When your child leaves home for college, you worry about losing contact. She will be living at college, and perhaps not returning home for several weeks or months, so you worry. However, with some effort on your part, your communication with your student may become even more meaningful than when she was home.
This is the fifth and final post in a series that may give you food for thought about how you communicate with your college student. Some of our suggestions may be common sense reminders, and some may be new ideas for you. Obviously, communication skills are interrelated, so please consider all of these suggestions together. Our first post concerned how you listen to your student, our second looked at nonverbal communication, our third discussed perception checking, and our fourth applied some interviewing principles. In this post we consider how to frame some of your messages so your student may be willing to listen. We hope that thinking about how you listen and talk to your student may help you to keep all of your communication doors wide open.
Communication with your college student is important. You work hard at it. You provide opportunities, listen to your student, try to be aware of what is being said between the lines, you ask the right questions, and yet you sometimes may feel as though your student becomes defensive or reluctant to tell you about his thoughts and feelings. Yes, it is possible that your student just may not want, or be able, to talk to you right now. But it is also possible that you might be able to do more to create a supportive and open climate that will encourage your student to share her feelings. Communication researcher Jack Gibb has suggested six areas in which we sometimes create a defensive communication climate rather than the supportive one that we desire. We’d like to share some of these potential pitfalls and offer some suggestions for you to increase your positive communication.
#1 – Be descriptive
Use description rather than evaluation. As you are discussing an issue with your student, be specific about describing what you observe rather than evaluating or judging. Focus on what and how rather than your judgment about the situation. Evaluations often sound like blame. Be careful of loaded words that carry judgments of right or wrong, good or bad.
#2 – Resolve to work together to find a solution
Use a problem orientation rather than taking control. Make sure that your student understands that you want to work with her on finding a solution to the problem at hand rather than simply bringing her around to your way of thinking. Focus on the task or problem. Don’t try to manipulate her. Ask questions that lead to cooperation rather than coercion.
#3 – Discuss your feelings openly
Use spontaneity rather than strategy. At first it sounds as though having a strategy is good. We suggested in our post on interviewing techniques that you have an end result in mind. However, strategic communication means that you are trying to direct your student rather than being open to really considering his ideas. Make sure that your conversation doesn’t have hidden motives. Try not to have a script, but rather be sure to listen and respond genuinely to what your student has to say.
#4 – Value your student’s point of view
Use empathy rather than neutrality. Again, neutrality sounds good on the surface. But being neutral often means that you don’t care. Obviously, you do care. You are not indifferent. You are interested and/or concerned and you are trying to be understanding. You want to respond to your student’s feelings and thoughts. It is often a difficult task to try to understand your student’s perspective on an issue, but remembering that it may be different from your perspective, checking your perceptions, and honestly expressing your concern will go a long way.

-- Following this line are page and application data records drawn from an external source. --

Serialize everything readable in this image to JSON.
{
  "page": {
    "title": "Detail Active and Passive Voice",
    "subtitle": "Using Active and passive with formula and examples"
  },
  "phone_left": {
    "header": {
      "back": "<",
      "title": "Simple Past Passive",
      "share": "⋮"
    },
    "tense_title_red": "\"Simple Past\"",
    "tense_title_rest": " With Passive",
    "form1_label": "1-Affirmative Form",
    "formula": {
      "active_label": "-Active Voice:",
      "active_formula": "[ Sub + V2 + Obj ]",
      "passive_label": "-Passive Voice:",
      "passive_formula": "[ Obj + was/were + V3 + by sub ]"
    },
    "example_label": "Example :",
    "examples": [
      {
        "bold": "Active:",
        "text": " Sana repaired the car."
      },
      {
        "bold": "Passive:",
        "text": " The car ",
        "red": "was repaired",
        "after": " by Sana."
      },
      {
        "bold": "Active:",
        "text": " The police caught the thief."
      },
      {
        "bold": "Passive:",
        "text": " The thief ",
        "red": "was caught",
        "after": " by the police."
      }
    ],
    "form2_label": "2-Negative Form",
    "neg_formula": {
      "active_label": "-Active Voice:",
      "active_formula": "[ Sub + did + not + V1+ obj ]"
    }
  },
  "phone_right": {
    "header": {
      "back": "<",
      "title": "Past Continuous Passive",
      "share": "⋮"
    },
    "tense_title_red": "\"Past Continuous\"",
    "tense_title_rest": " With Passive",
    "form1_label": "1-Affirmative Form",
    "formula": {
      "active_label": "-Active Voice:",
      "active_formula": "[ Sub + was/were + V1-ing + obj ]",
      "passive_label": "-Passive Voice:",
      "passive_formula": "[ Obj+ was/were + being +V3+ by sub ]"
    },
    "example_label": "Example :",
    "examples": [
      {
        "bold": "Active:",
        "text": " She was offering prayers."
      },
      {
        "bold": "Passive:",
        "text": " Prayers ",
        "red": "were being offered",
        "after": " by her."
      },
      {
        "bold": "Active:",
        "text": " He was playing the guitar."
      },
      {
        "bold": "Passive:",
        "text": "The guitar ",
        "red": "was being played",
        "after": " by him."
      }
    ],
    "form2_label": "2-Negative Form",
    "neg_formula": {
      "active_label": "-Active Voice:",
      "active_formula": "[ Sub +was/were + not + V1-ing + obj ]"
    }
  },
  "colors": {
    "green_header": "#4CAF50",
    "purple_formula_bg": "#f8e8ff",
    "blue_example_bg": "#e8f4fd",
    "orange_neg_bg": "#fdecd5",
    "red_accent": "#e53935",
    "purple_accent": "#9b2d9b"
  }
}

#5 – Treat your student as an equal
Use equality rather than superiority. This may be a tall order for a parent. We are used to being in control and having the answers. Sometimes it seems as though that is our role as a parent. Recognizing the adult status of your student may take practice, and it may take time. Try to accept your student on his own terms. Depending on the issue, you may still have final say, but acknowledging the value of your student’s opinions and feelings, accepting (although not necessarily agreeing with) his viewpoints and ideas, shows respect for his status.
#6 – Explore new solutions
Use provisionalism rather than certainty. It is good to be sure of yourself, but sometimes that sense of certainty closes doors. Try to express a willingness to explore new ideas with your student – perhaps new ideas that neither of you has considered before. Recognize the importance of your student’s contributions to a solution – and be sure to let her know that you want her input. Invite her views – no matter how alternative they may seem. You are in this together.
Each communication choice that you make – from your listening, to your nonverbal behavior, perception checking, questioning and attitudes – contributes to creating a climate or tone for exchanges with your college student. You will have brief exchanges and long, serious discussions. You will disagree and probably argue. You will share ideas and discover new solutions. You may make wonderful discoveries about each other.
Thinking about, and working on, your communication skills does not mean that you and your college student will not have conflicts. Conflict is inevitable in relationships in which you communicate honestly, and conflicts can be a healthy way to explore this new relationship. How you handle conflict, how you use communication skills, can make the difference in a relationship that will continue to grow and deepen.